May 6 – day off for sanity

May 7
Davis, West Virginia
7pm – midnight*
Canaan Valley National Wildlife Refuge Visitor Center
More information.

May 8
Millersburg, Pennsylvania
8pm – midnight*
Ned Smith Center for Nature and Art
More information.
Registration suggested but not necessary. Members free, non-members $3.

May 9
Hockessin, Delaware
7pm – 9pm* (or later)
Ashland Nature Center
Presented by Delaware Nature Society
More information.
This appears to be listed as members-only, which I hadn’t realized. If you are interested in coming to this event but are not a member of the DNS, contact me and I’ll see about sneaking you in. :)

May 10
East Brunswick, New Jersey
8pm – 11pm*
East Brunswick Cultural Arts Center, Playhouse 22
Presented by Friends of the East Brunswick Environmental Commission
More information.

May 11 – day off to visit friends

May 12
Athol, Massachusetts
8pm – midnight*
1542 Pleasant Street, Athol
Hosted by Dave Small of the Athol Bird and Nature Club
For more information contact Dave by email (dave at or phone (978-413-1772) (event posting here)

May 13
Danby, New York
8pm – 10:30pm* (or later)
Danby Town Hall
Presented by Danby Conservation Advisory Council
More information.



The teabags I use for everyday use are of the two-cup sort. I sort of felt like I was wasting half a teabag when tossing them into the compost after just one use, so for a while I’d started saving them on a plastic lid for a second use later in the day (and since I usually have multiple cups in a day, they didn’t normally sit long). This stopped last week when, upon lifting the saved teabags, I discovered a silverfish underneath.

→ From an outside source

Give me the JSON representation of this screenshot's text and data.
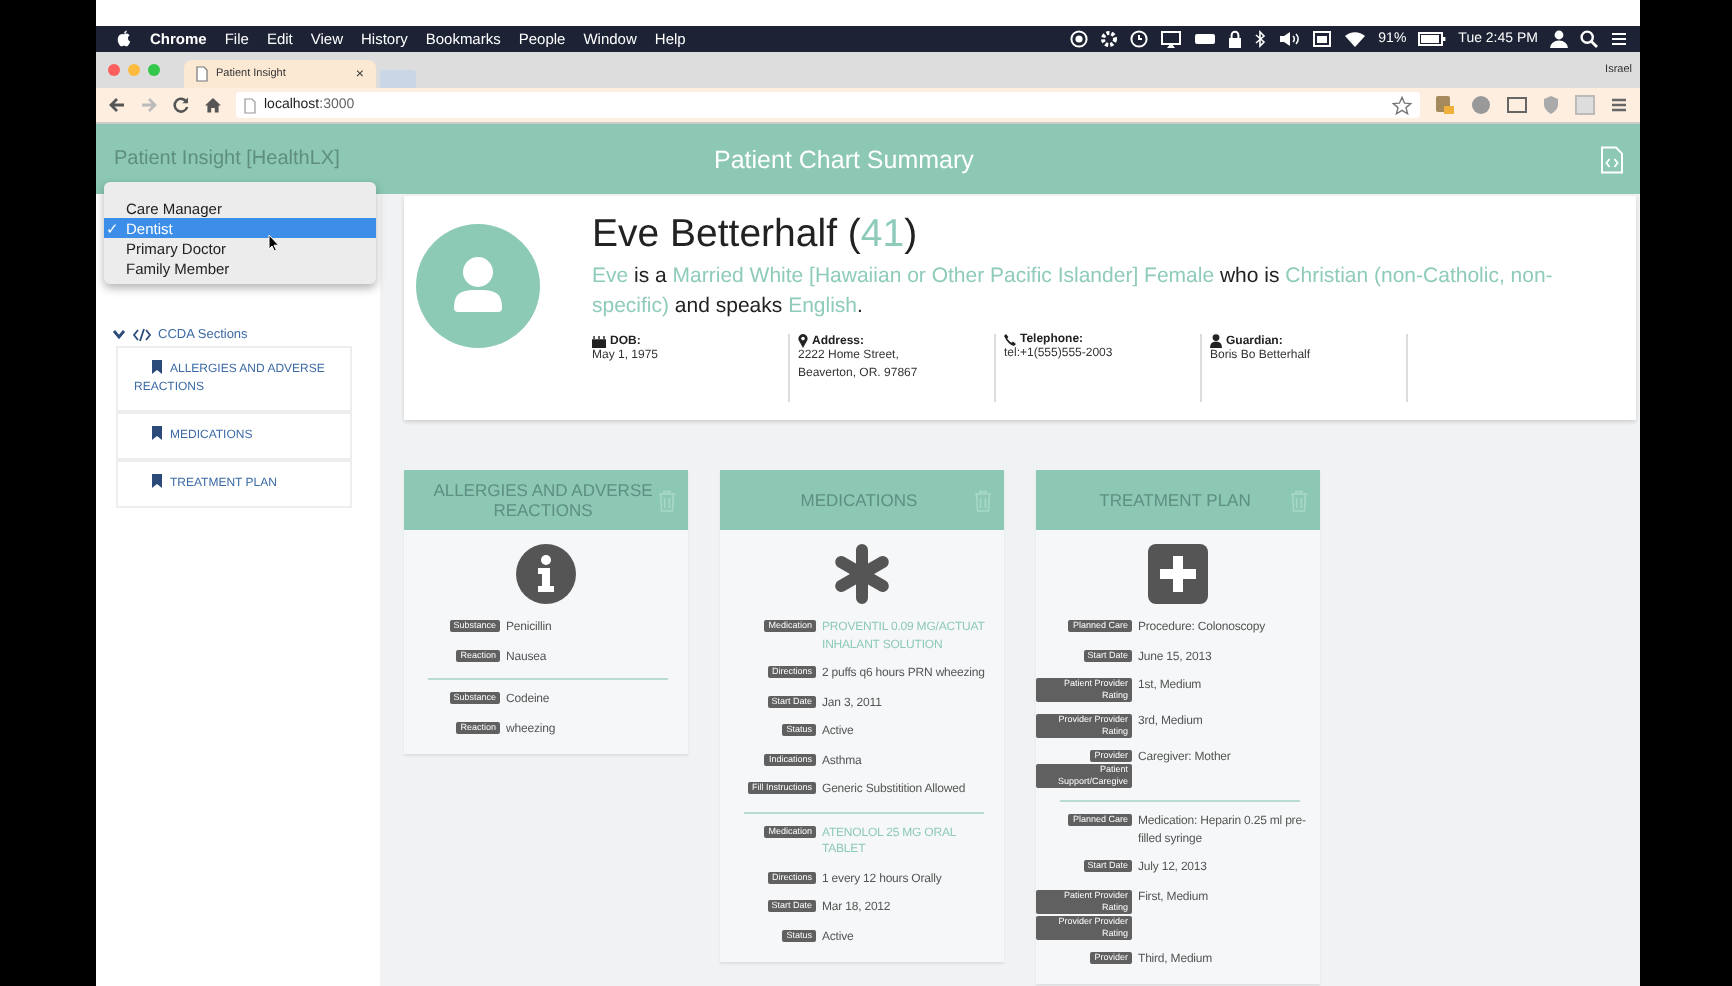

I very nearly dumped the silverfish along with the teabags, but changed my mind in time. This isn’t the first silverfish I’ve ever seen and it definitely won’t be the last, but it was the first one that was on a conveniently portable surface that I could set up my camera over. And it was being remarkably cooperative, sitting still while I moved the plastic lid around. It might be the best opportunity I’d get for a silverfish photo, at least foreseeably.


There are apparently 18 species of silverfish in North America, organized into three families. Of these, one species (in its own family) is found exclusively in carpenter ant nests in forests of northern California and Oregon. Another four species (in the second family) are restricted primarily to caves, termite nests and other subterranean habitats in the southeastern US. The rest (in the third family) are widespread and found in many habitats. Two are found around the world and are common inhabitants in our homes: the Common Silverfish (Lepisma saccharina) and the Firebrat (Thermobia domestica). The former is typically resident of our damp areas, most usually the bathroom, while the latter sticks close to heat sources and is normally found near furnaces, hot water heaters, insulated ductwork, etc. This one is a Common Silverfish. I’ve never seen a Firebrat.


I have to admit I’ve always been fascinated by silverfish, in a slightly creeped-out way. Their fluidity of movement is sort of unreal. Till now I’d only ever observed them in washrooms, and I was perfectly happy for them to stay there. However, they’re not harmful in any way, really. They don’t bite, and don’t spread disease. They’re vegetarians, with a sweet tooth: their scientific name, saccharina, refers to their preference for sugars and starches. They’ll take these where they can find them, be it glue in wallpaper or book bindings, starches in natural fibres (both cloth and paper), or food scraps or other biological material. (Wikipedia lists dandruff, even.) But if necessary, they can go without food or water for weeks.

An individual silverfish can live as long as two to eight years. Think about that. If you moved in the last few years, there might be silverfish in your house that have lived there longer than you have. Fortunately, they’re not that prolific; a female may lay fewer than 100 eggs in her lifetime. And a healthy household population of earwigs, spiders and house centipedes will also help keep their numbers down.

I’m sort of tempted to paint a dot on the back of the next one I find, except they continue to moult even as adults, so it might shed the dot before the next time I see it and I’d never know. I guess I’ll just stick to watching from a distance.